VPN vs Remote Desktop
A VPN is used to connect and access resources available on another network. Unlike RDP, a VPN lets you access another network instead of the whole system altogether, which changes your IP address to that of the other network. A premium VPN service encrypts your traffic from end-to-end so that you can browse the web with a cloak of security and privacy.
While you can “change” your IP with a remote desktop connection, but not tunneling the connection which is how a VPN is used. In other words, a VPN lets you use your device and another IP address. An RDP connection lets you use the remote connection’s device to use their IP connection. It doesn’t make sense to be used in this way; it’s mostly for remote control of a device, to do a specific activity on a remote computer such as accessing a file you stored on a remote server.
While comparing Remote Desktop vs VPN, we find that a VPN is much better for security purposes and online freedom than a remote desktop system. A remote desktop connection does not serve tunneling requests well; it’s great when you need to access a computer to copy or access files, not for prolonged use, especially in a security context.

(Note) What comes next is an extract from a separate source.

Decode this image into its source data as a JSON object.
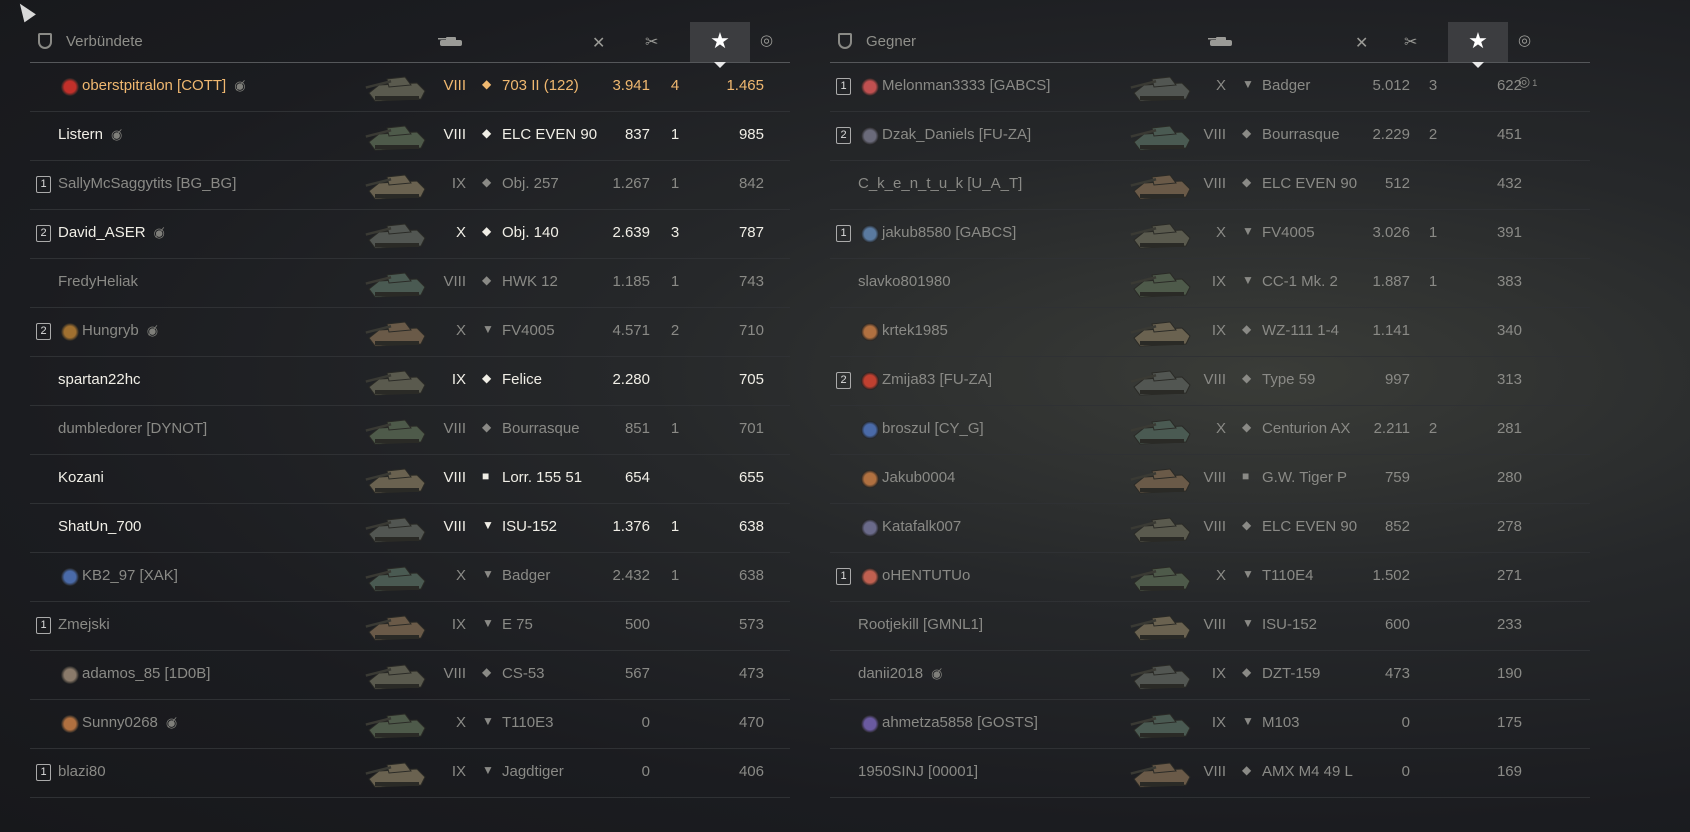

Also, RDPs are costly as compared to a VPN. A Remote Desktop requires greater Internet speeds as compared to a VPN, but it continues to lag despite that. A remote desktop also gives you access to one IP address, whereas a VPN gives you access to many.